ASSIGNMENT:
Report each line of the records below that holds the word "filter".

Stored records
# # # # # # #

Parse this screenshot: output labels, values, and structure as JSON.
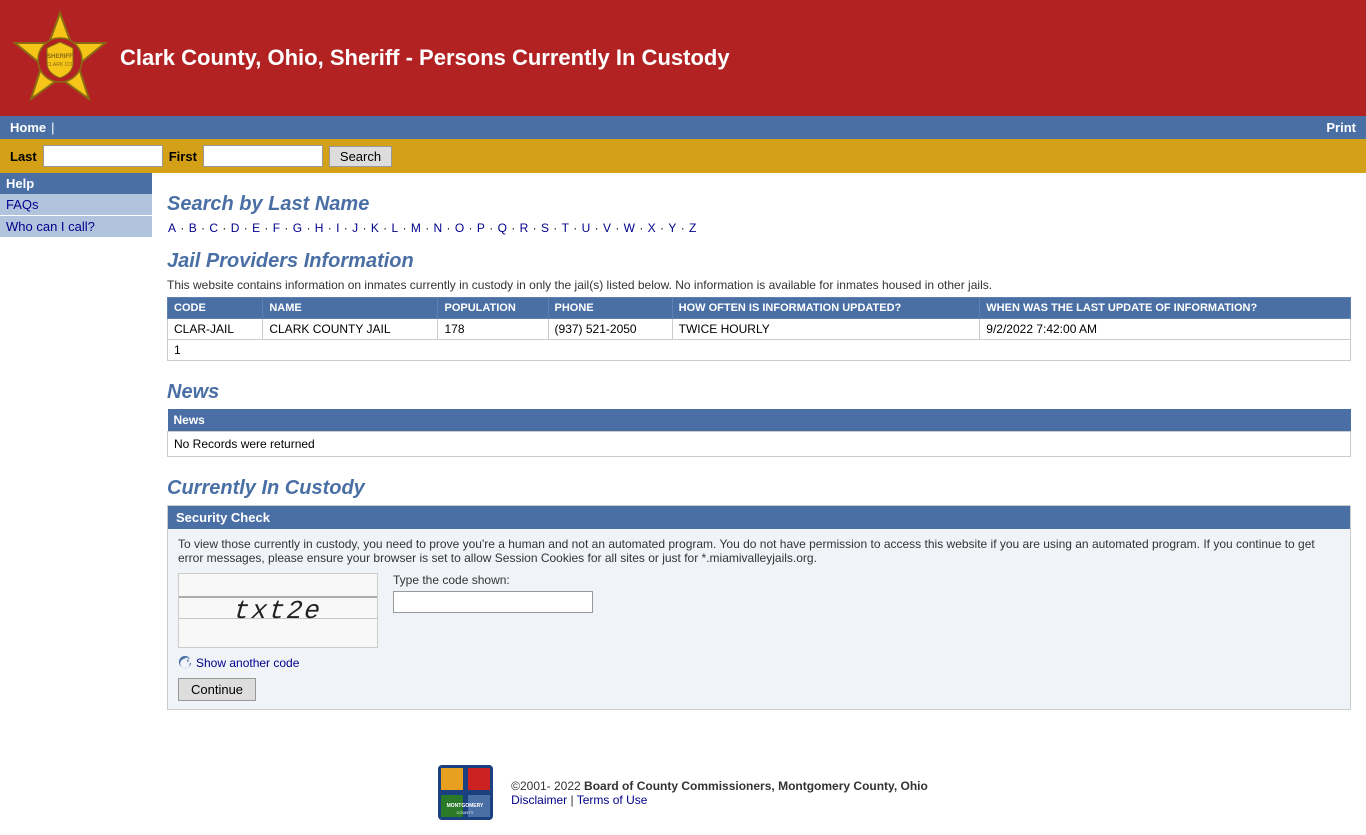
{
  "header": {
    "title": "Clark County, Ohio, Sheriff - Persons Currently In Custody",
    "nav": {
      "home": "Home",
      "print": "Print"
    },
    "search": {
      "last_label": "Last",
      "first_label": "First",
      "button": "Search"
    }
  },
  "sidebar": {
    "section_title": "Help",
    "links": [
      {
        "label": "FAQs",
        "href": "#"
      },
      {
        "label": "Who can I call?",
        "href": "#"
      }
    ]
  },
  "search_section": {
    "heading": "Search by Last Name",
    "alphabet": [
      "A",
      "B",
      "C",
      "D",
      "E",
      "F",
      "G",
      "H",
      "I",
      "J",
      "K",
      "L",
      "M",
      "N",
      "O",
      "P",
      "Q",
      "R",
      "S",
      "T",
      "U",
      "V",
      "W",
      "X",
      "Y",
      "Z"
    ]
  },
  "jail_providers": {
    "heading": "Jail Providers Information",
    "description": "This website contains information on inmates currently in custody in only the jail(s) listed below. No information is available for inmates housed in other jails.",
    "columns": [
      "CODE",
      "NAME",
      "POPULATION",
      "PHONE",
      "HOW OFTEN IS INFORMATION UPDATED?",
      "WHEN WAS THE LAST UPDATE OF INFORMATION?"
    ],
    "rows": [
      {
        "code": "CLAR-JAIL",
        "name": "CLARK COUNTY JAIL",
        "population": "178",
        "phone": "(937) 521-2050",
        "update_freq": "TWICE HOURLY",
        "last_update": "9/2/2022 7:42:00 AM"
      }
    ],
    "row_count": "1"
  },
  "news": {
    "heading": "News",
    "column": "News",
    "no_records": "No Records were returned"
  },
  "custody": {
    "heading": "Currently In Custody",
    "security_check": {
      "header": "Security Check",
      "body": "To view those currently in custody, you need to prove you're a human and not an automated program. You do not have permission to access this website if you are using an automated program. If you continue to get error messages, please ensure your browser is set to allow Session Cookies for all sites or just for *.miamivalleyjails.org.",
      "captcha_label": "Type the code shown:",
      "captcha_text": "txt2e",
      "show_another": "Show another code",
      "continue_button": "Continue"
    }
  },
  "footer": {
    "copyright": "©2001- 2022",
    "org": "Board of County Commissioners, Montgomery County, Ohio",
    "disclaimer": "Disclaimer",
    "terms": "Terms of Use"
  }
}
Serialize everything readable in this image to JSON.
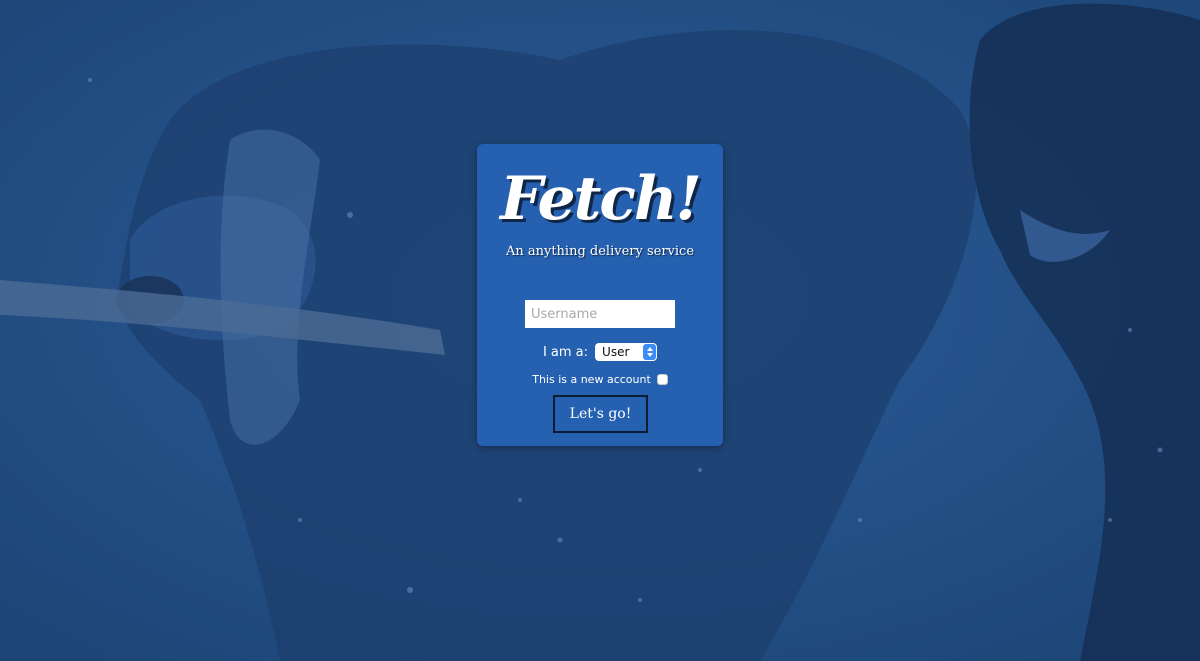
{
  "app": {
    "title": "Fetch!",
    "tagline": "An anything delivery service"
  },
  "form": {
    "username_placeholder": "Username",
    "username_value": "",
    "role_label": "I am a:",
    "role_selected": "User",
    "new_account_label": "This is a new account",
    "new_account_checked": false,
    "submit_label": "Let's go!"
  },
  "colors": {
    "background_overlay": "#234f86",
    "card": "#2561b0",
    "select_arrow_accent": "#3c8df3"
  }
}
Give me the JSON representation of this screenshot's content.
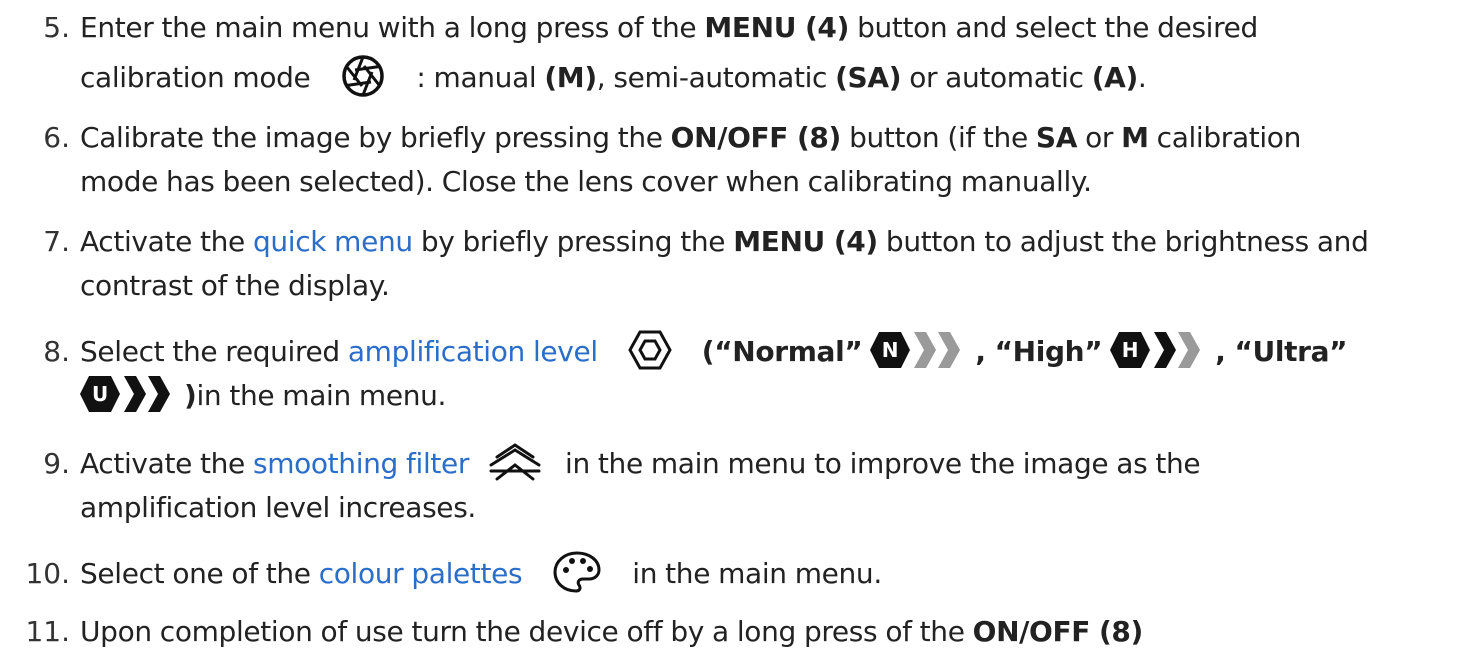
{
  "steps": [
    {
      "number": "5.",
      "line1_a": "Enter the main menu with a long press of the ",
      "line1_b": "MENU (4)",
      "line1_c": " button and select the desired",
      "line2_a": "calibration mode",
      "icon": "calibration-shutter-icon",
      "line2_b": ": manual ",
      "line2_c": "(M)",
      "line2_d": ", semi-automatic ",
      "line2_e": "(SA)",
      "line2_f": " or automatic ",
      "line2_g": "(A)",
      "line2_h": "."
    },
    {
      "number": "6.",
      "line1_a": "Calibrate the image by briefly pressing the ",
      "line1_b": "ON/OFF (8)",
      "line1_c": " button (if the ",
      "line1_d": "SA",
      "line1_e": " or ",
      "line1_f": "M",
      "line1_g": " calibration",
      "line2": "mode has been selected). Close the lens cover when calibrating manually."
    },
    {
      "number": "7.",
      "line1_a": "Activate the ",
      "link": "quick menu",
      "line1_b": " by briefly pressing the ",
      "line1_c": "MENU (4)",
      "line1_d": " button to adjust the brightness and",
      "line2": "contrast of the display."
    },
    {
      "number": "8.",
      "line1_a": "Select the required ",
      "link": "amplification level",
      "icon": "amplification-hexagon-icon",
      "line1_b": "(",
      "normal_label": "“Normal”",
      "normal_badge": "N",
      "high_label": "“High”",
      "high_badge": "H",
      "ultra_label": "“Ultra”",
      "ultra_badge": "U",
      "sep1": " , ",
      "sep2": " , ",
      "line2_a": ")",
      "line2_b": "in the main menu."
    },
    {
      "number": "9.",
      "line1_a": "Activate the ",
      "link": "smoothing filter",
      "icon": "smoothing-filter-icon",
      "line1_b": "in the main menu to improve the image as the",
      "line2": "amplification level increases."
    },
    {
      "number": "10.",
      "line1_a": "Select one of the ",
      "link": "colour palettes",
      "icon": "palette-icon",
      "line1_b": "in the main menu."
    },
    {
      "number": "11.",
      "line1_a": "Upon completion of use turn the device off by a long press of the ",
      "line1_b": "ON/OFF (8)"
    }
  ],
  "colors": {
    "text": "#222222",
    "link": "#2a6ec9",
    "badge_dark": "#111111",
    "chevron_gray": "#9a9a9a"
  }
}
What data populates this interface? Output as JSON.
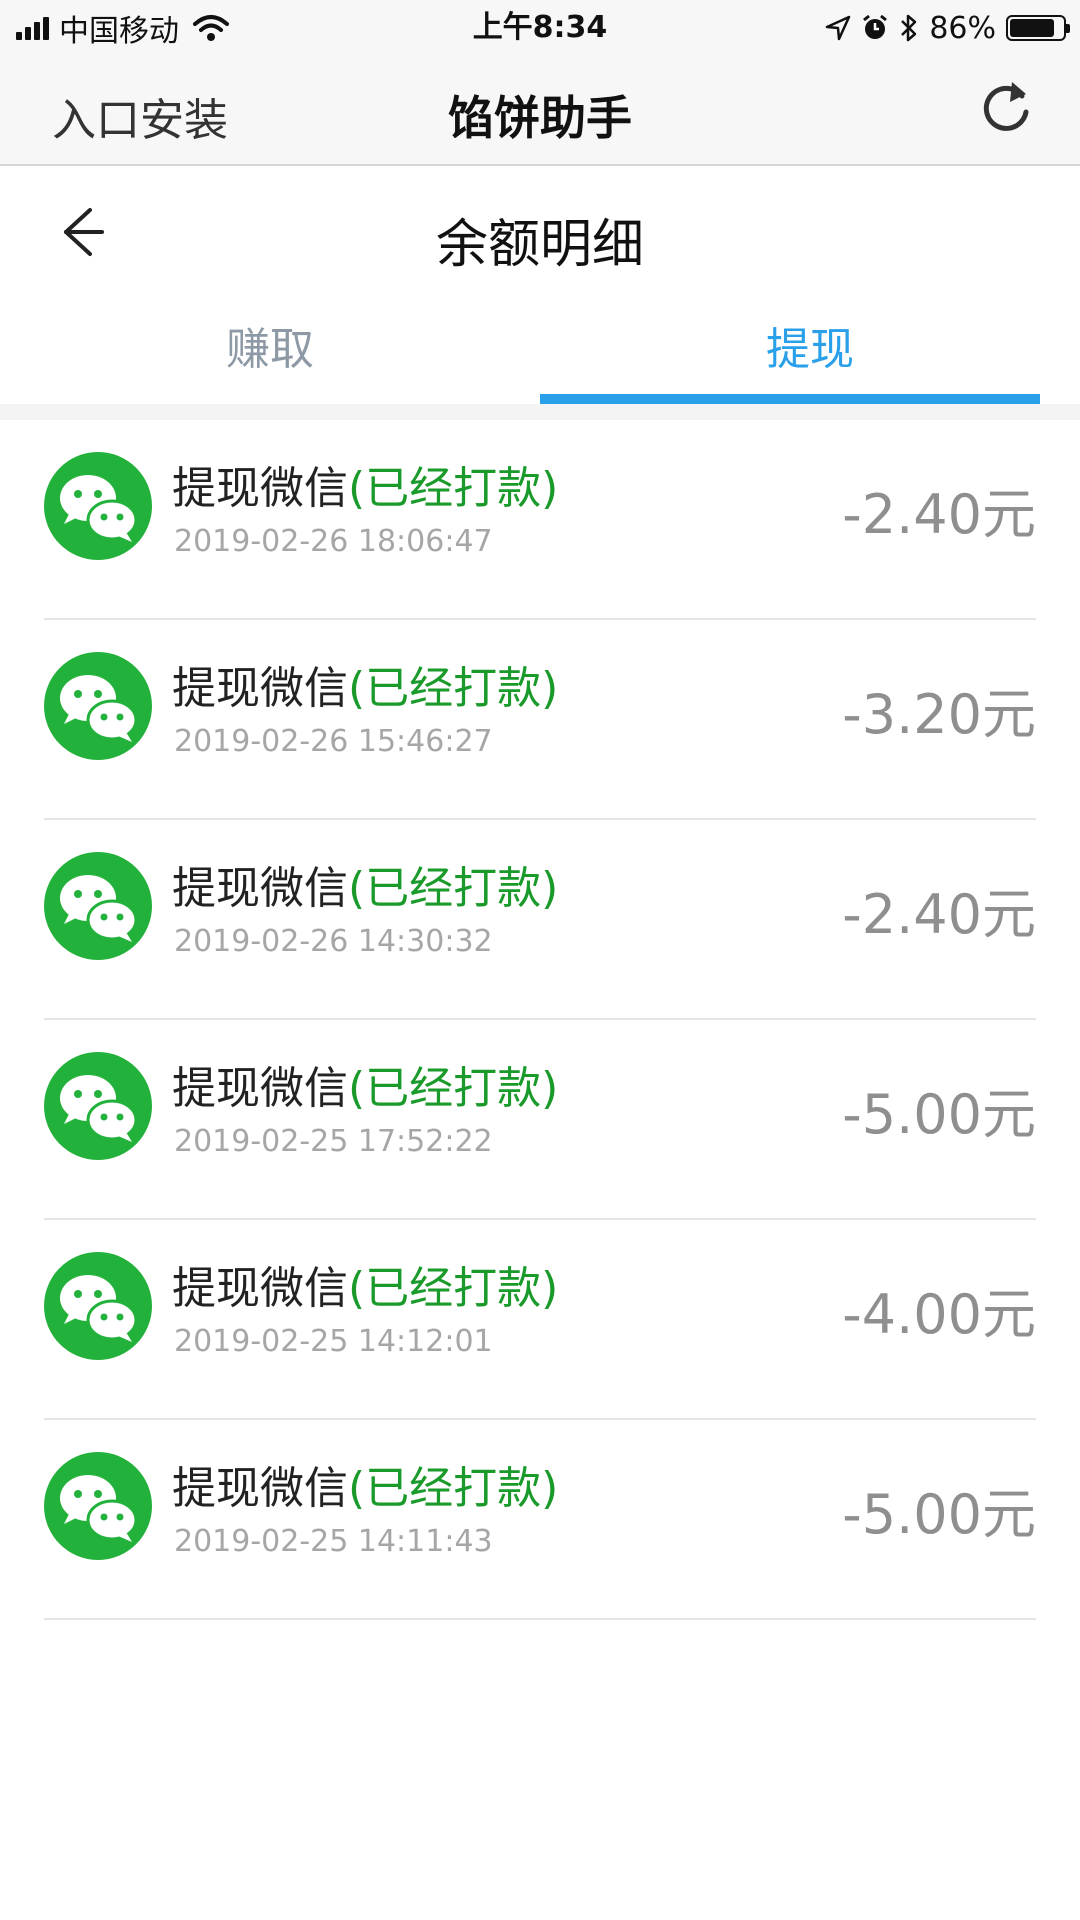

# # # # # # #

RESULT OF THIS TASK:
      "link": "smoothing filter",
      "icon": "smoothing-filter-icon",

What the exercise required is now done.